While this method of online publishing may not preserve fine-tuned Word formatting, fonts, or special graphic treatments in the original .doc or .docx file, it’s great for publishing rough drafts of reports, letters, homework assignments, or other documents that you want to share with a wider audience. Google Drive will generate a link that you can copy and paste into other documents or email programs. Drive also lets you publish the link directly to Facebook or Twitter, and for those people who know how to use HTML, it’s also possible to embed the video in a blog post or some other type of online publishing system.
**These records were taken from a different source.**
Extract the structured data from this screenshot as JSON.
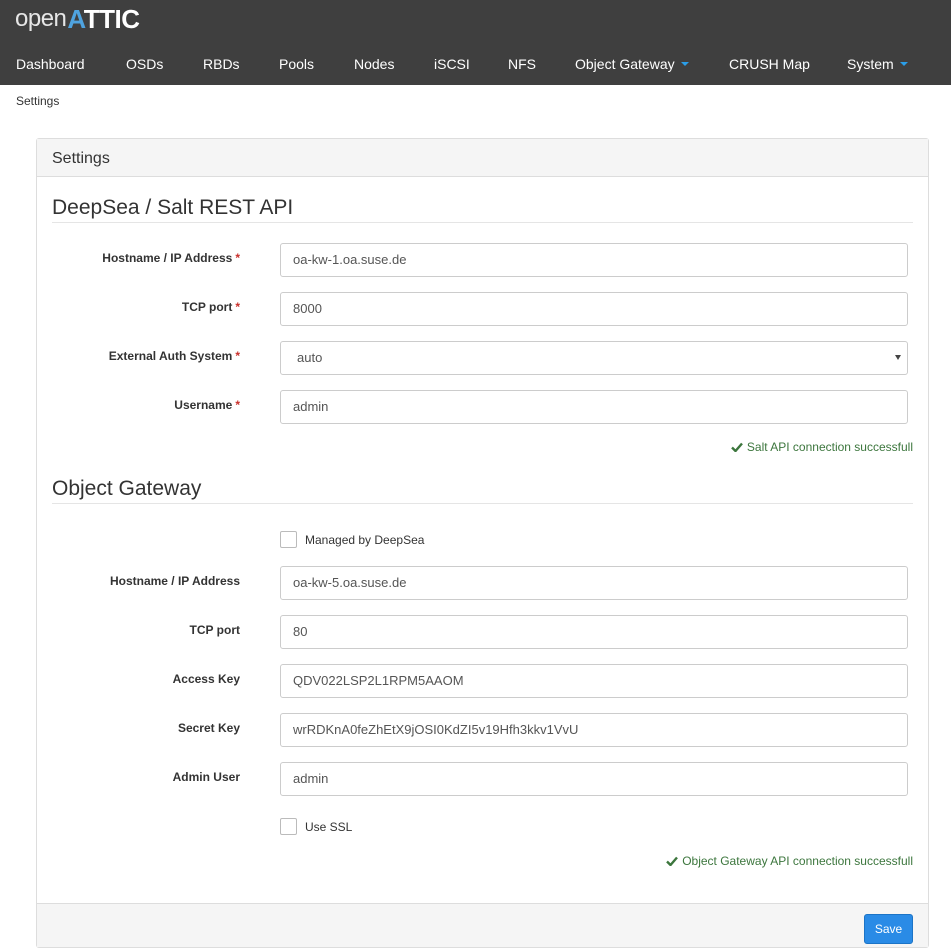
{
  "logo": {
    "open": "open",
    "attic_first": "A",
    "attic_rest": "TTIC"
  },
  "nav": {
    "items": [
      {
        "label": "Dashboard"
      },
      {
        "label": "OSDs"
      },
      {
        "label": "RBDs"
      },
      {
        "label": "Pools"
      },
      {
        "label": "Nodes"
      },
      {
        "label": "iSCSI"
      },
      {
        "label": "NFS"
      },
      {
        "label": "Object Gateway"
      },
      {
        "label": "CRUSH Map"
      },
      {
        "label": "System"
      }
    ]
  },
  "breadcrumb": "Settings",
  "panel": {
    "title": "Settings",
    "deepsea": {
      "title": "DeepSea / Salt REST API",
      "hostname": {
        "label": "Hostname / IP Address",
        "required": "*",
        "value": "oa-kw-1.oa.suse.de"
      },
      "tcp_port": {
        "label": "TCP port",
        "required": "*",
        "value": "8000"
      },
      "auth_system": {
        "label": "External Auth System",
        "required": "*",
        "value": "auto"
      },
      "username": {
        "label": "Username",
        "required": "*",
        "value": "admin"
      },
      "status": "Salt API connection successfull"
    },
    "rgw": {
      "title": "Object Gateway",
      "managed_by_deepsea": {
        "label": "Managed by DeepSea",
        "checked": false
      },
      "hostname": {
        "label": "Hostname / IP Address",
        "value": "oa-kw-5.oa.suse.de"
      },
      "tcp_port": {
        "label": "TCP port",
        "value": "80"
      },
      "access_key": {
        "label": "Access Key",
        "value": "QDV022LSP2L1RPM5AAOM"
      },
      "secret_key": {
        "label": "Secret Key",
        "value": "wrRDKnA0feZhEtX9jOSI0KdZI5v19Hfh3kkv1VvU"
      },
      "admin_user": {
        "label": "Admin User",
        "value": "admin"
      },
      "use_ssl": {
        "label": "Use SSL",
        "checked": false
      },
      "status": "Object Gateway API connection successfull"
    },
    "save_label": "Save"
  },
  "colors": {
    "navbar_bg": "#3f3f3f",
    "accent": "#2a8be6",
    "success": "#3c763d",
    "required": "#c9302c"
  }
}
If you want to have a reference for this and other Google Drive tips and tricks, check out my book, Google Drive & Docs In 30 Minutes. In addition, if you enjoy the video, please share it or like it: